But the question remains: How much emotional stability can accrue when you come from a mad house non-family background like his? When two fathers have abandoned you? This hasn’t been reported very much.

Well I just did.

I believe the end needs some heavy dark classical music playing to signal how ominous it is to have a family situation that isn’t simply a nuclear family.

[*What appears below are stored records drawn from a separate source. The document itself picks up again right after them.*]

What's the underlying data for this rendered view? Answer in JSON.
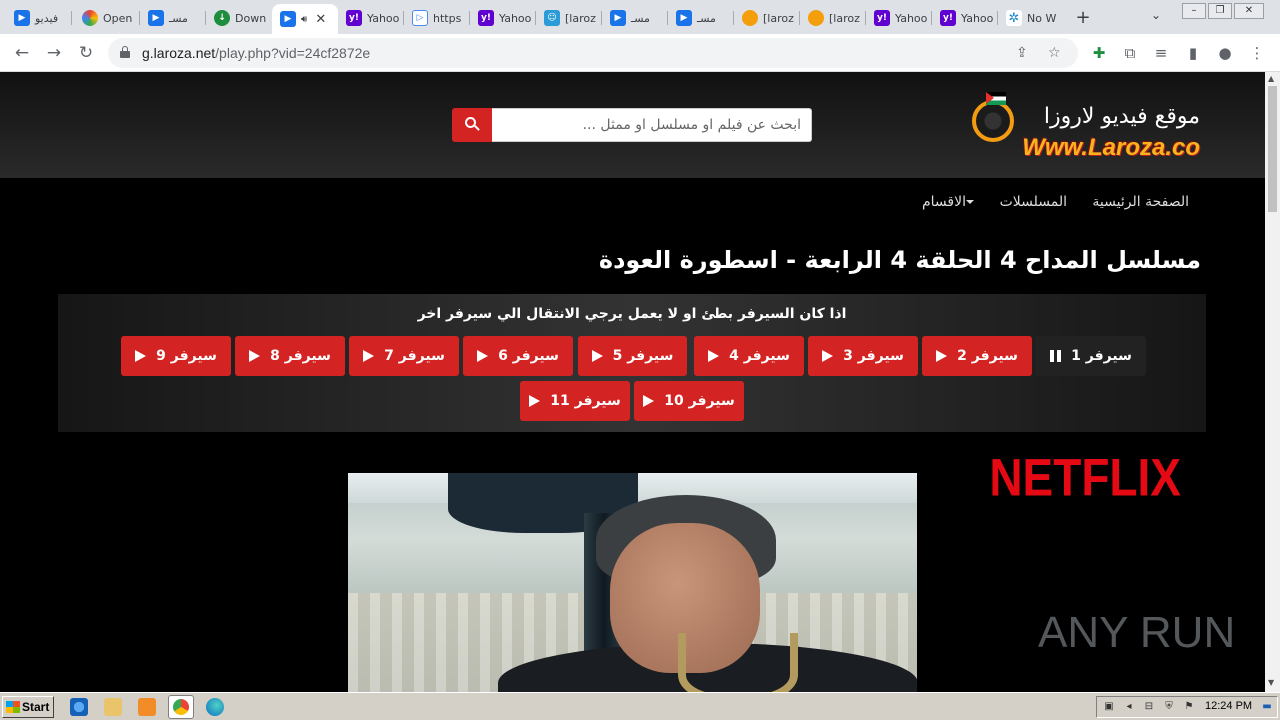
{
  "browser": {
    "tabs": [
      {
        "label": "فيديو",
        "icon": "play-blue"
      },
      {
        "label": "Open",
        "icon": "rainbow"
      },
      {
        "label": "مسـ",
        "icon": "play-blue"
      },
      {
        "label": "Down",
        "icon": "download-green"
      },
      {
        "label": "",
        "icon": "play-blue",
        "active": true,
        "audio": true
      },
      {
        "label": "Yahoo",
        "icon": "yahoo"
      },
      {
        "label": "https",
        "icon": "play-outline"
      },
      {
        "label": "Yahoo",
        "icon": "yahoo"
      },
      {
        "label": "[laroz",
        "icon": "smile-blue"
      },
      {
        "label": "مسـ",
        "icon": "play-blue"
      },
      {
        "label": "مسـ",
        "icon": "play-blue"
      },
      {
        "label": "[laroz",
        "icon": "orange"
      },
      {
        "label": "[laroz",
        "icon": "orange"
      },
      {
        "label": "Yahoo",
        "icon": "yahoo"
      },
      {
        "label": "Yahoo",
        "icon": "yahoo"
      },
      {
        "label": "No W",
        "icon": "anyrun"
      }
    ],
    "new_tab": "+",
    "url_host": "g.laroza.net",
    "url_path": "/play.php?vid=24cf2872e"
  },
  "site": {
    "logo_title": "موقع فيديو لاروزا",
    "logo_domain": "Www.Laroza.co",
    "search_placeholder": "ابحث عن فيلم او مسلسل او ممثل ...",
    "nav": {
      "home": "الصفحة الرئيسية",
      "series": "المسلسلات",
      "sections": "الاقسام"
    },
    "page_title": "مسلسل المداح 4 الحلقة 4 الرابعة - اسطورة العودة",
    "server_note": "اذا كان السيرفر بطئ او لا يعمل يرجي الانتقال الي سيرفر اخر",
    "servers": [
      "سيرفر 1",
      "سيرفر 2",
      "سيرفر 3",
      "سيرفر 4",
      "سيرفر 5",
      "سيرفر 6",
      "سيرفر 7",
      "سيرفر 8",
      "سيرفر 9",
      "سيرفر 10",
      "سيرفر 11"
    ],
    "player_brand": "NETFLIX"
  },
  "watermark": "ANY RUN",
  "taskbar": {
    "start_label": "Start",
    "clock": "12:24 PM"
  },
  "colors": {
    "accent_red": "#d32323",
    "netflix_red": "#e50914",
    "logo_gold": "#f7b51d"
  }
}
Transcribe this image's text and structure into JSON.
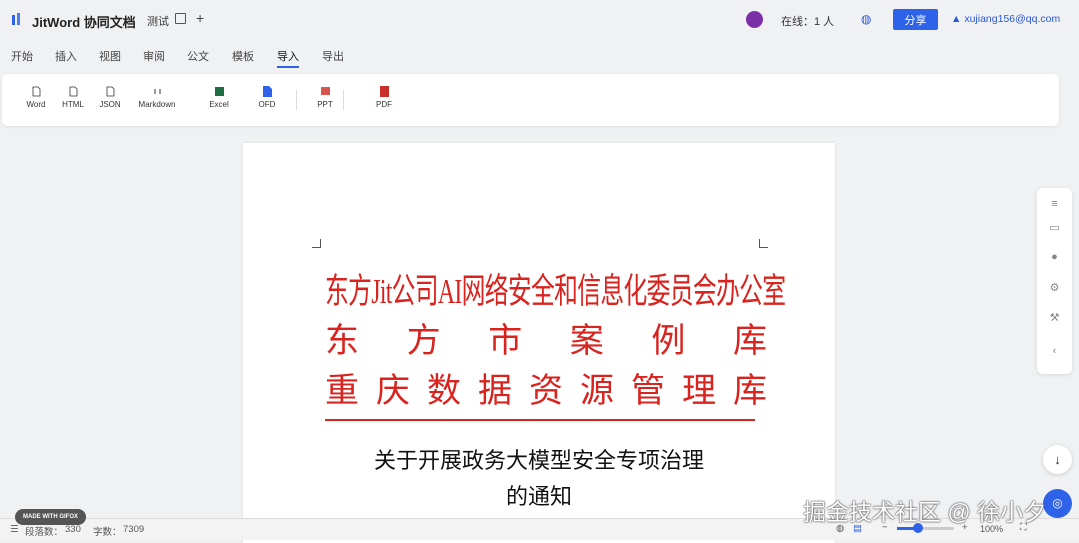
{
  "header": {
    "app_title": "JitWord 协同文档",
    "doc_title": "测试",
    "online": "在线：1 人",
    "share_label": "分享",
    "user_email": "xujiang156@qq.com"
  },
  "tabs": [
    "开始",
    "插入",
    "视图",
    "审阅",
    "公文",
    "模板",
    "导入",
    "导出"
  ],
  "active_tab": "导入",
  "toolbar": {
    "items": [
      "Word",
      "HTML",
      "JSON",
      "Markdown",
      "Excel",
      "OFD",
      "PPT",
      "PDF"
    ]
  },
  "document": {
    "red_header": [
      "东方Jit公司AI网络安全和信息化委员会办公室",
      "东方市案例库",
      "重庆数据资源管理库"
    ],
    "title_lines": [
      "关于开展政务大模型安全专项治理",
      "的通知"
    ]
  },
  "status": {
    "paragraphs_label": "段落数：",
    "paragraphs": "330",
    "words_label": "字数：",
    "words": "7309",
    "zoom": "100%"
  },
  "badge": "MADE WITH GIFOX",
  "watermark": "掘金技术社区 @ 徐小夕",
  "colors": {
    "accent": "#2e62e8",
    "red": "#d8231e"
  }
}
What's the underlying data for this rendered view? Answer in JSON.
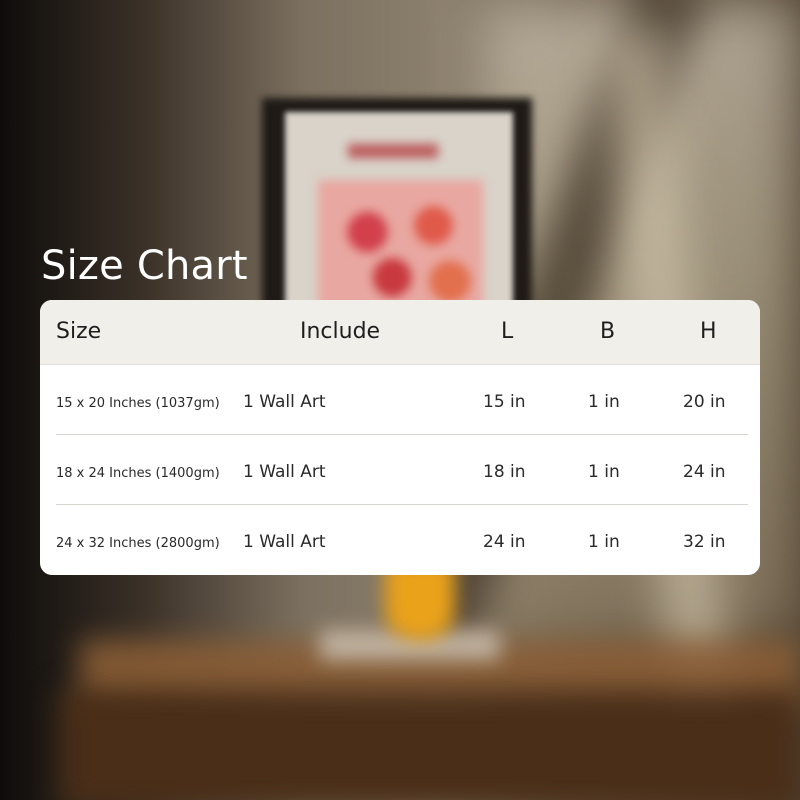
{
  "title": "Size Chart",
  "table": {
    "headers": [
      "Size",
      "Include",
      "L",
      "B",
      "H"
    ],
    "rows": [
      {
        "size": "15 x 20 Inches (1037gm)",
        "include": "1 Wall Art",
        "l": "15 in",
        "b": "1 in",
        "h": "20 in"
      },
      {
        "size": "18 x 24 Inches (1400gm)",
        "include": "1 Wall Art",
        "l": "18 in",
        "b": "1 in",
        "h": "24 in"
      },
      {
        "size": "24 x 32 Inches (2800gm)",
        "include": "1 Wall Art",
        "l": "24 in",
        "b": "1 in",
        "h": "32 in"
      }
    ]
  },
  "colors": {
    "header_bg": "#f0efea",
    "card_bg": "#ffffff",
    "title_text": "#ffffff"
  }
}
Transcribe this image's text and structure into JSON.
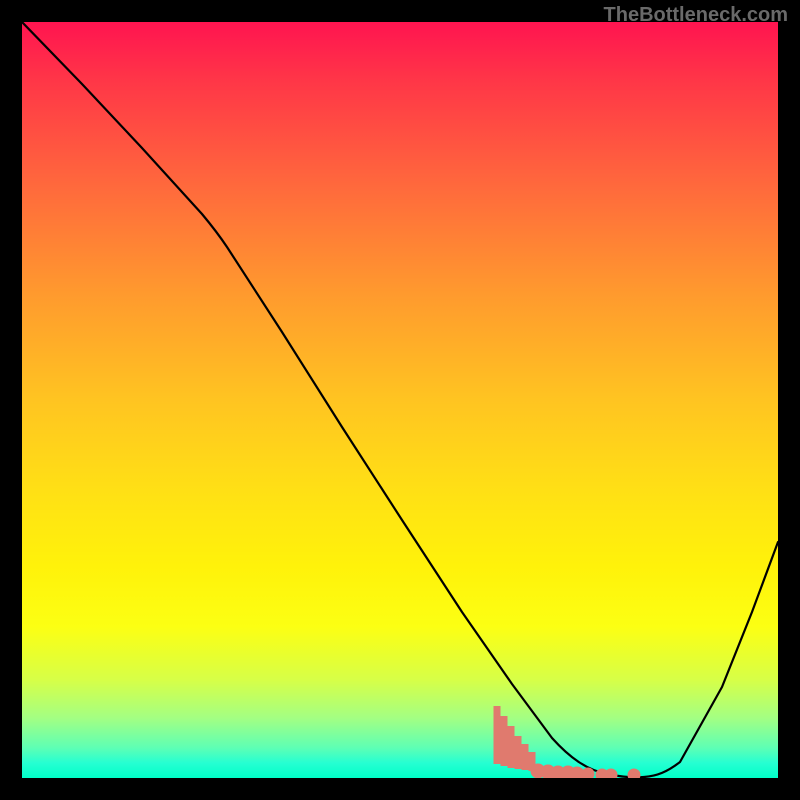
{
  "watermark": {
    "text": "TheBottleneck.com"
  },
  "colors": {
    "curve": "#000000",
    "dots": "#e07a6e"
  },
  "chart_data": {
    "type": "line",
    "title": "",
    "xlabel": "",
    "ylabel": "",
    "xlim": [
      0,
      100
    ],
    "ylim": [
      0,
      100
    ],
    "grid": false,
    "legend": false,
    "series": [
      {
        "name": "curve",
        "x": [
          0,
          6,
          12,
          18,
          24,
          30,
          36,
          42,
          48,
          54,
          60,
          66,
          72,
          78,
          82,
          84,
          88,
          94,
          100
        ],
        "y": [
          100,
          93,
          86,
          79,
          72,
          63,
          53,
          44,
          35,
          26,
          18,
          10,
          4,
          0.5,
          0.3,
          0.4,
          4,
          18,
          35
        ]
      }
    ],
    "annotations": {
      "marker_cluster": {
        "type": "dots",
        "color": "#e07a6e",
        "x_range": [
          60,
          82
        ],
        "y_range": [
          0,
          8
        ]
      }
    }
  }
}
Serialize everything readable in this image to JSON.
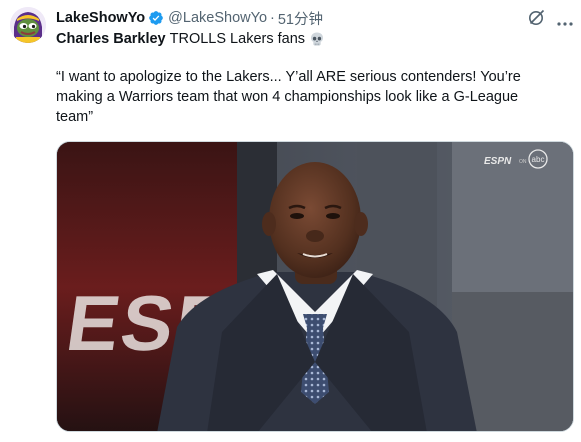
{
  "tweet": {
    "display_name": "LakeShowYo",
    "handle": "@LakeShowYo",
    "separator": "·",
    "time": "51分钟",
    "headline_bold": "Charles Barkley",
    "headline_rest": "TROLLS Lakers fans",
    "quote_lines": [
      "“I want to apologize to the Lakers... Y’all ARE serious contenders! You’re",
      "making a Warriors team that won 4 championships look like a G-League",
      "team”"
    ],
    "media": {
      "set_logo_text": "ESPN",
      "bug_network": "ESPN",
      "bug_partner": "abc"
    },
    "icons": {
      "verified": "verified-badge-icon",
      "grok": "grok-icon",
      "more": "more-icon",
      "skull": "skull-emoji"
    },
    "colors": {
      "text": "#0f1419",
      "secondary": "#536471",
      "verified": "#1d9bf0"
    }
  }
}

It doesn’t make Roeser a racist, it makes him a twit.  By his standards my Republican sister who attends  Willowbrook is dangerously unstable because my mother had three husbands at different times while she was growing up.  He would be the first and only person to make such a suggestion about her.  The American family seldom was the nuclear family that conservatives pretend existed other than in a short period of time after World War II.  Families always were messy and while divorce wasn’t as common, simply taking off occurred frequently.  Two of my grand parents had nuclear families, two did not.  I would argue that the two who did not were the strongest and most committed to their families.  Both of my parents were raised in nuclear families and yet, not so good at the nuclear family.  My sister and I were brought up in non-nuclear families and amongst our cousins on my Mom’s side, we are the only ones married with children.  Funny thing about psychoanalysis–it often tells more about the person trying it instead of who is being analyzed.